Activity.
With the pictures left out, restate every entry word for word.

Records from a collection
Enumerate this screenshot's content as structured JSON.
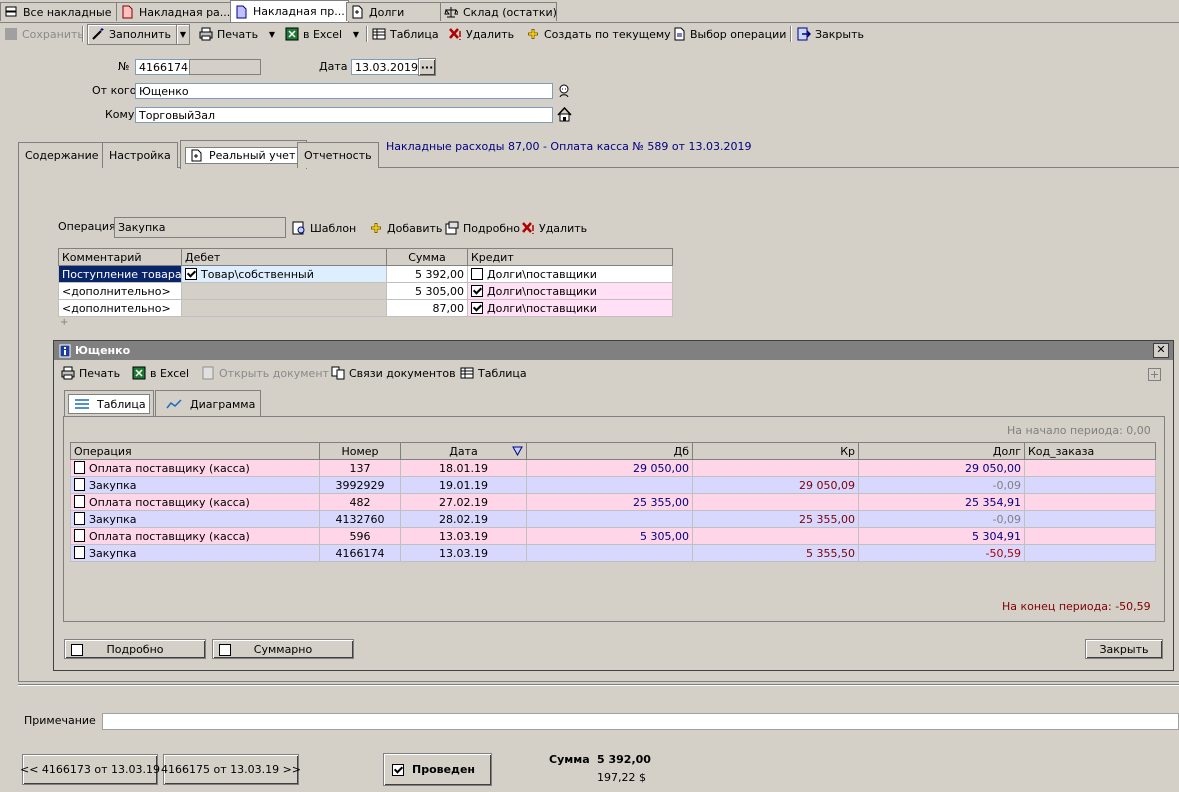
{
  "top_tabs": [
    {
      "label": "Все накладные"
    },
    {
      "label": "Накладная ра..."
    },
    {
      "label": "Накладная пр..."
    },
    {
      "label": "Долги"
    },
    {
      "label": "Склад (остатки)"
    }
  ],
  "toolbar": {
    "save": "Сохранить",
    "fill": "Заполнить",
    "print": "Печать",
    "excel": "в Excel",
    "table": "Таблица",
    "delete": "Удалить",
    "create": "Создать по текущему",
    "op_select": "Выбор операции",
    "close": "Закрыть"
  },
  "header": {
    "num_label": "№",
    "num_value": "4166174",
    "date_label": "Дата",
    "date_value": "13.03.2019",
    "date_btn": "···",
    "from_label": "От кого",
    "from_value": "Ющенко",
    "to_label": "Кому",
    "to_value": "ТорговыйЗал"
  },
  "inner_tabs": [
    "Содержание",
    "Настройка",
    "Реальный учет",
    "Отчетность"
  ],
  "expenses_text": "Накладные расходы 87,00 - Оплата касса  № 589 от 13.03.2019",
  "operation": {
    "label": "Операция",
    "value": "Закупка",
    "template": "Шаблон",
    "add": "Добавить",
    "detail": "Подробно",
    "delete": "Удалить"
  },
  "entries": {
    "columns": [
      "Комментарий",
      "Дебет",
      "Сумма",
      "Кредит"
    ],
    "rows": [
      {
        "comment": "Поступление товара",
        "debit": "Товар\\собственный",
        "sum": "5 392,00",
        "credit": "Долги\\поставщики"
      },
      {
        "comment": "<дополнительно>",
        "debit": "",
        "sum": "5 305,00",
        "credit": "Долги\\поставщики"
      },
      {
        "comment": "<дополнительно>",
        "debit": "",
        "sum": "87,00",
        "credit": "Долги\\поставщики"
      }
    ],
    "plus": "+"
  },
  "subwin": {
    "title": "Ющенко",
    "print": "Печать",
    "excel": "в Excel",
    "open_doc": "Открыть документ",
    "links": "Связи документов",
    "table": "Таблица",
    "tab_table": "Таблица",
    "tab_chart": "Диаграмма",
    "start_period": "На начало периода:  0,00",
    "columns": [
      "Операция",
      "Номер",
      "Дата",
      "Дб",
      "Кр",
      "Долг",
      "Код_заказа"
    ],
    "rows": [
      {
        "op": "Оплата поставщику (касса)",
        "num": "137",
        "date": "18.01.19",
        "db": "29 050,00",
        "kr": "",
        "debt": "29 050,00"
      },
      {
        "op": "Закупка",
        "num": "3992929",
        "date": "19.01.19",
        "db": "",
        "kr": "29 050,09",
        "debt": "-0,09"
      },
      {
        "op": "Оплата поставщику (касса)",
        "num": "482",
        "date": "27.02.19",
        "db": "25 355,00",
        "kr": "",
        "debt": "25 354,91"
      },
      {
        "op": "Закупка",
        "num": "4132760",
        "date": "28.02.19",
        "db": "",
        "kr": "25 355,00",
        "debt": "-0,09"
      },
      {
        "op": "Оплата поставщику (касса)",
        "num": "596",
        "date": "13.03.19",
        "db": "5 305,00",
        "kr": "",
        "debt": "5 304,91"
      },
      {
        "op": "Закупка",
        "num": "4166174",
        "date": "13.03.19",
        "db": "",
        "kr": "5 355,50",
        "debt": "-50,59"
      }
    ],
    "end_period": "На конец периода:  -50,59",
    "detail_btn": "Подробно",
    "summary_btn": "Суммарно",
    "close_btn": "Закрыть"
  },
  "footer": {
    "note_label": "Примечание",
    "prev": "<< 4166173 от 13.03.19",
    "next": "4166175 от 13.03.19 >>",
    "posted": "Проведен",
    "sum_label": "Сумма",
    "sum_value": "5 392,00",
    "sum_usd": "197,22 $"
  }
}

Result below.
Enumerate this screenshot's content as structured JSON.
{
  "top_tabs": [
    {
      "label": "Все накладные"
    },
    {
      "label": "Накладная ра..."
    },
    {
      "label": "Накладная пр..."
    },
    {
      "label": "Долги"
    },
    {
      "label": "Склад (остатки)"
    }
  ],
  "toolbar": {
    "save": "Сохранить",
    "fill": "Заполнить",
    "print": "Печать",
    "excel": "в Excel",
    "table": "Таблица",
    "delete": "Удалить",
    "create": "Создать по текущему",
    "op_select": "Выбор операции",
    "close": "Закрыть"
  },
  "header": {
    "num_label": "№",
    "num_value": "4166174",
    "date_label": "Дата",
    "date_value": "13.03.2019",
    "date_btn": "···",
    "from_label": "От кого",
    "from_value": "Ющенко",
    "to_label": "Кому",
    "to_value": "ТорговыйЗал"
  },
  "inner_tabs": [
    "Содержание",
    "Настройка",
    "Реальный учет",
    "Отчетность"
  ],
  "expenses_text": "Накладные расходы 87,00 - Оплата касса  № 589 от 13.03.2019",
  "operation": {
    "label": "Операция",
    "value": "Закупка",
    "template": "Шаблон",
    "add": "Добавить",
    "detail": "Подробно",
    "delete": "Удалить"
  },
  "entries": {
    "columns": [
      "Комментарий",
      "Дебет",
      "Сумма",
      "Кредит"
    ],
    "rows": [
      {
        "comment": "Поступление товара",
        "debit": "Товар\\собственный",
        "sum": "5 392,00",
        "credit": "Долги\\поставщики"
      },
      {
        "comment": "<дополнительно>",
        "debit": "",
        "sum": "5 305,00",
        "credit": "Долги\\поставщики"
      },
      {
        "comment": "<дополнительно>",
        "debit": "",
        "sum": "87,00",
        "credit": "Долги\\поставщики"
      }
    ],
    "plus": "+"
  },
  "subwin": {
    "title": "Ющенко",
    "print": "Печать",
    "excel": "в Excel",
    "open_doc": "Открыть документ",
    "links": "Связи документов",
    "table": "Таблица",
    "tab_table": "Таблица",
    "tab_chart": "Диаграмма",
    "start_period": "На начало периода:  0,00",
    "columns": [
      "Операция",
      "Номер",
      "Дата",
      "Дб",
      "Кр",
      "Долг",
      "Код_заказа"
    ],
    "rows": [
      {
        "op": "Оплата поставщику (касса)",
        "num": "137",
        "date": "18.01.19",
        "db": "29 050,00",
        "kr": "",
        "debt": "29 050,00"
      },
      {
        "op": "Закупка",
        "num": "3992929",
        "date": "19.01.19",
        "db": "",
        "kr": "29 050,09",
        "debt": "-0,09"
      },
      {
        "op": "Оплата поставщику (касса)",
        "num": "482",
        "date": "27.02.19",
        "db": "25 355,00",
        "kr": "",
        "debt": "25 354,91"
      },
      {
        "op": "Закупка",
        "num": "4132760",
        "date": "28.02.19",
        "db": "",
        "kr": "25 355,00",
        "debt": "-0,09"
      },
      {
        "op": "Оплата поставщику (касса)",
        "num": "596",
        "date": "13.03.19",
        "db": "5 305,00",
        "kr": "",
        "debt": "5 304,91"
      },
      {
        "op": "Закупка",
        "num": "4166174",
        "date": "13.03.19",
        "db": "",
        "kr": "5 355,50",
        "debt": "-50,59"
      }
    ],
    "end_period": "На конец периода:  -50,59",
    "detail_btn": "Подробно",
    "summary_btn": "Суммарно",
    "close_btn": "Закрыть"
  },
  "footer": {
    "note_label": "Примечание",
    "prev": "<< 4166173 от 13.03.19",
    "next": "4166175 от 13.03.19 >>",
    "posted": "Проведен",
    "sum_label": "Сумма",
    "sum_value": "5 392,00",
    "sum_usd": "197,22 $"
  }
}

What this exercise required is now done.